*** Opening of Information given ***
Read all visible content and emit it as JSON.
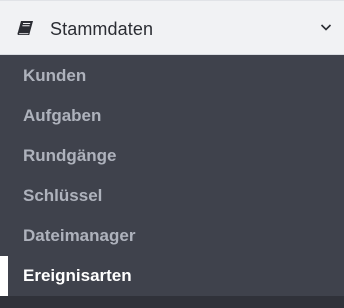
{
  "header": {
    "title": "Stammdaten",
    "icon": "book-icon",
    "toggle_icon": "chevron-down-icon"
  },
  "menu": {
    "items": [
      {
        "label": "Kunden",
        "active": false
      },
      {
        "label": "Aufgaben",
        "active": false
      },
      {
        "label": "Rundgänge",
        "active": false
      },
      {
        "label": "Schlüssel",
        "active": false
      },
      {
        "label": "Dateimanager",
        "active": false
      },
      {
        "label": "Ereignisarten",
        "active": true
      }
    ]
  },
  "colors": {
    "header_bg": "#f1f2f4",
    "menu_bg": "#3f424c",
    "inactive_text": "#aeb2bc",
    "active_text": "#ffffff",
    "active_indicator": "#ffffff"
  }
}
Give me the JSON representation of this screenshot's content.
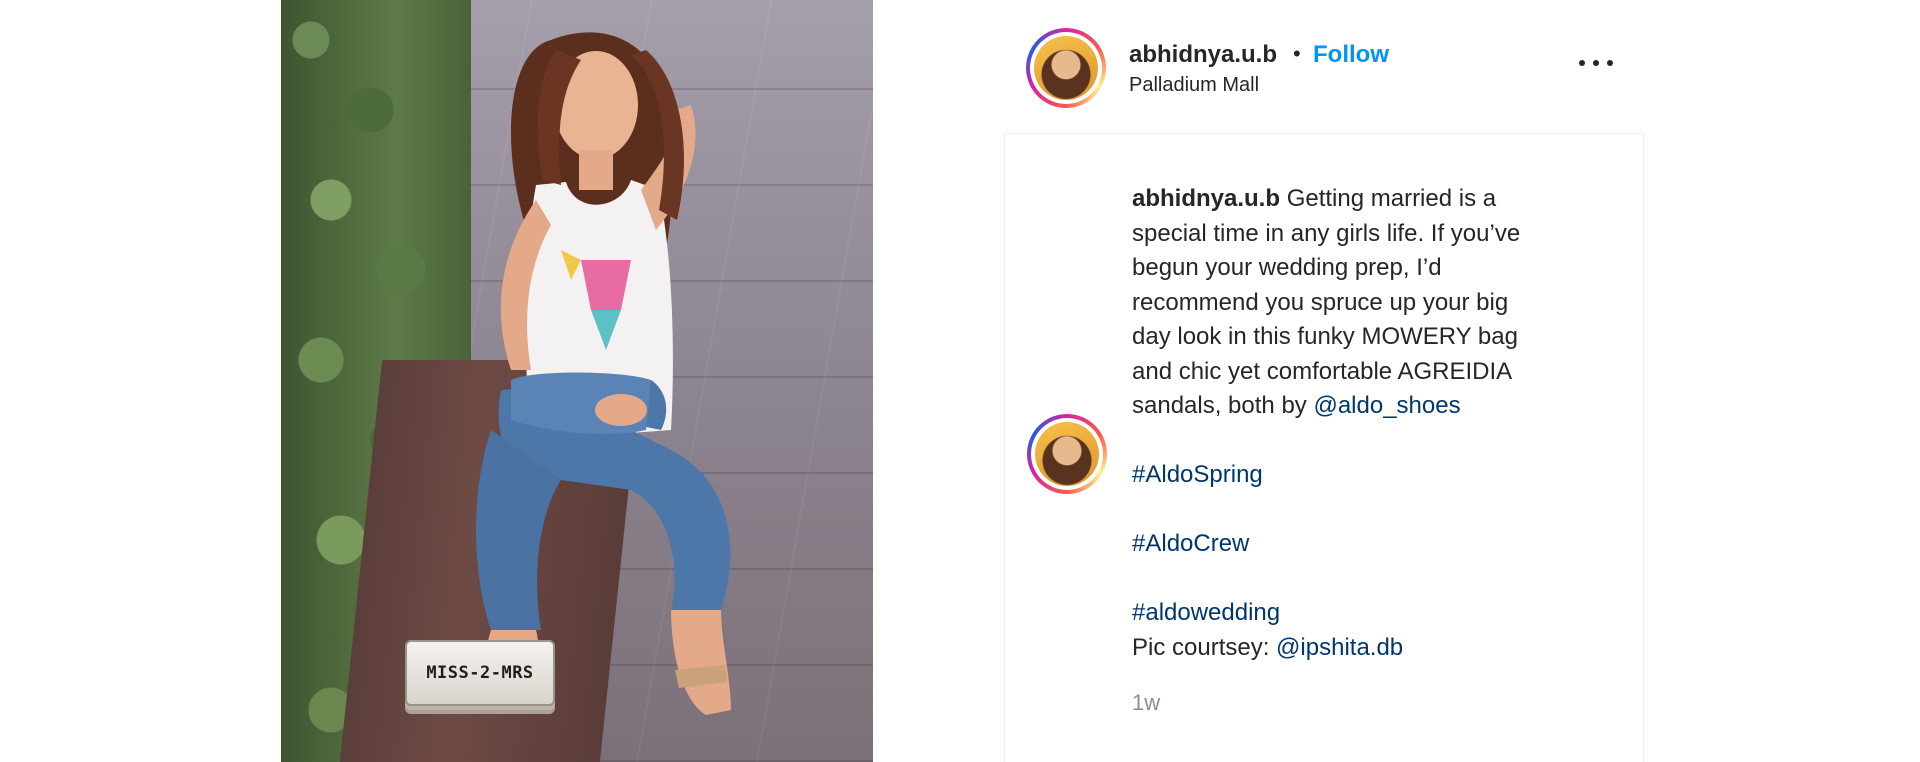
{
  "post": {
    "username": "abhidnya.u.b",
    "dot": "•",
    "follow_label": "Follow",
    "location": "Palladium Mall",
    "caption": {
      "text_lines": [
        "Getting married is a",
        "special time in any girls life. If you’ve",
        "begun your wedding prep, I’d",
        "recommend you spruce up your big",
        "day look in this funky MOWERY bag",
        "and chic yet comfortable AGREIDIA",
        "sandals, both by "
      ],
      "brand_mention": "@aldo_shoes",
      "hashtags": [
        "#AldoSpring",
        "#AldoCrew",
        "#aldowedding"
      ],
      "credit_prefix": "Pic courtsey: ",
      "credit_mention": "@ipshita.db"
    },
    "time_ago": "1w",
    "plate_text": "MISS-2-MRS"
  },
  "colors": {
    "follow_blue": "#0095f6",
    "link_navy": "#00376b",
    "text": "#262626",
    "muted": "#8e8e8e"
  },
  "icons": {
    "more": "more-options-icon"
  }
}
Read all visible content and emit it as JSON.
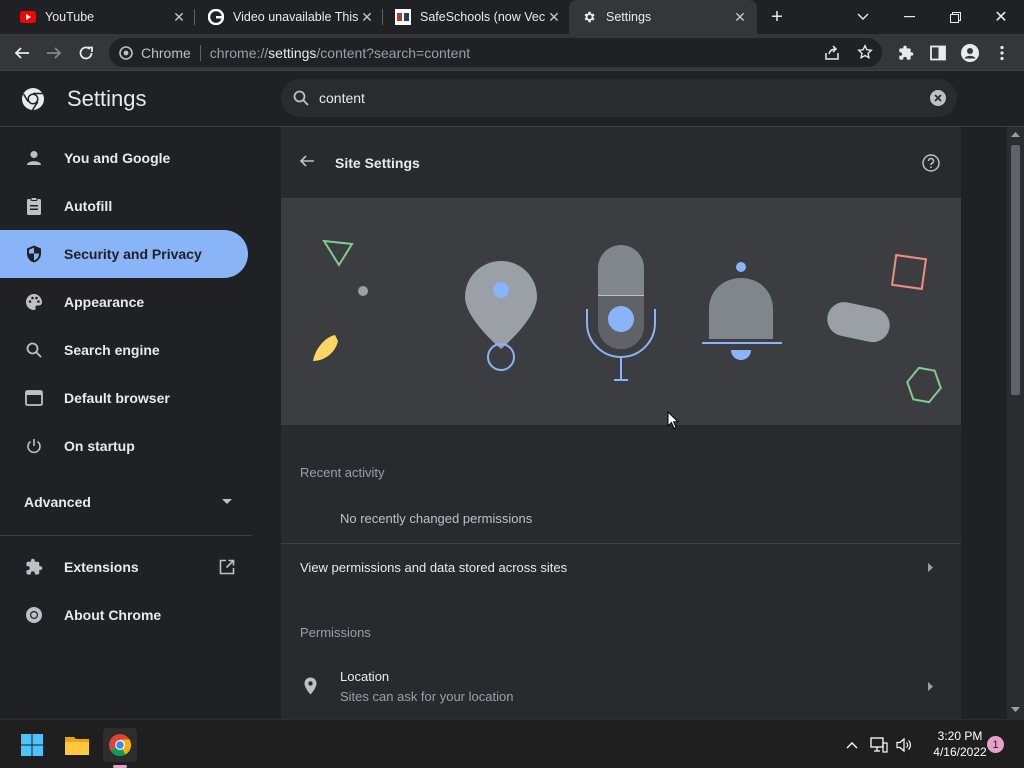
{
  "tabs": [
    {
      "title": "YouTube"
    },
    {
      "title": "Video unavailable This"
    },
    {
      "title": "SafeSchools (now Vect"
    },
    {
      "title": "Settings"
    }
  ],
  "toolbar": {
    "omnibox_chip": "Chrome",
    "url_prefix": "chrome://",
    "url_host": "settings",
    "url_path": "/content?search=content"
  },
  "header": {
    "title": "Settings",
    "search_value": "content"
  },
  "sidebar": {
    "items": [
      {
        "label": "You and Google"
      },
      {
        "label": "Autofill"
      },
      {
        "label": "Security and Privacy"
      },
      {
        "label": "Appearance"
      },
      {
        "label": "Search engine"
      },
      {
        "label": "Default browser"
      },
      {
        "label": "On startup"
      }
    ],
    "advanced_label": "Advanced",
    "extensions_label": "Extensions",
    "about_label": "About Chrome"
  },
  "main": {
    "title": "Site Settings",
    "recent_activity_label": "Recent activity",
    "no_recent_text": "No recently changed permissions",
    "view_permissions_text": "View permissions and data stored across sites",
    "permissions_label": "Permissions",
    "location_title": "Location",
    "location_sub": "Sites can ask for your location"
  },
  "taskbar": {
    "time": "3:20 PM",
    "date": "4/16/2022",
    "notification_count": "1"
  },
  "colors": {
    "accent": "#8ab4f8",
    "background": "#202124",
    "surface": "#292a2d",
    "banner": "#3c3d40"
  }
}
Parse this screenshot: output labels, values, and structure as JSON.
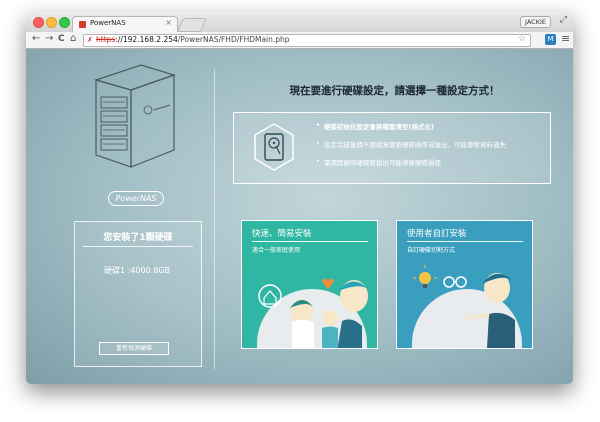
{
  "browser": {
    "tab_title": "PowerNAS",
    "tab_close": "×",
    "user_badge": "JACKIE",
    "url_protocol": "https",
    "url_host": "://192.168.2.254",
    "url_path": "/PowerNAS/FHD/FHDMain.php",
    "nav_back": "←",
    "nav_forward": "→",
    "nav_reload": "C",
    "nav_home": "⌂",
    "star": "☆",
    "menu": "≡",
    "ext_label": "M",
    "fullscreen": "⤢"
  },
  "sidebar": {
    "brand": "PowerNAS",
    "disk_panel_title": "您安裝了1顆硬碟",
    "disks": [
      "硬碟1 :4000.8GB"
    ],
    "rescan_button": "重新偵測硬碟"
  },
  "main": {
    "title": "現在要進行硬碟設定，請選擇一種設定方式！",
    "notices": [
      "硬碟初始化設定會將檔案清空(格式化)",
      "設定完成後請不要隨意變更硬碟順序或拔出，可能導致資料遺失",
      "電源開啟時硬碟將拔出可能導致硬碟損毀"
    ],
    "options": [
      {
        "title": "快速、簡易安裝",
        "subtitle": "適合一般家庭使用"
      },
      {
        "title": "使用者自訂安裝",
        "subtitle": "自訂硬碟切割方式"
      }
    ]
  },
  "colors": {
    "quick_card": "#2fb7a3",
    "custom_card": "#3a9fbe",
    "page_bg": "#a9c4ca"
  }
}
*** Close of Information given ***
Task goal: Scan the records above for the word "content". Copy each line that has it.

Solved exercise:
Read all visible content and emit it as JSON.
Give me the JSON representation of this screenshot's content.
Read all visible content and emit it as JSON.
    "url_path": "/content?search=content"
    "search_value": "content"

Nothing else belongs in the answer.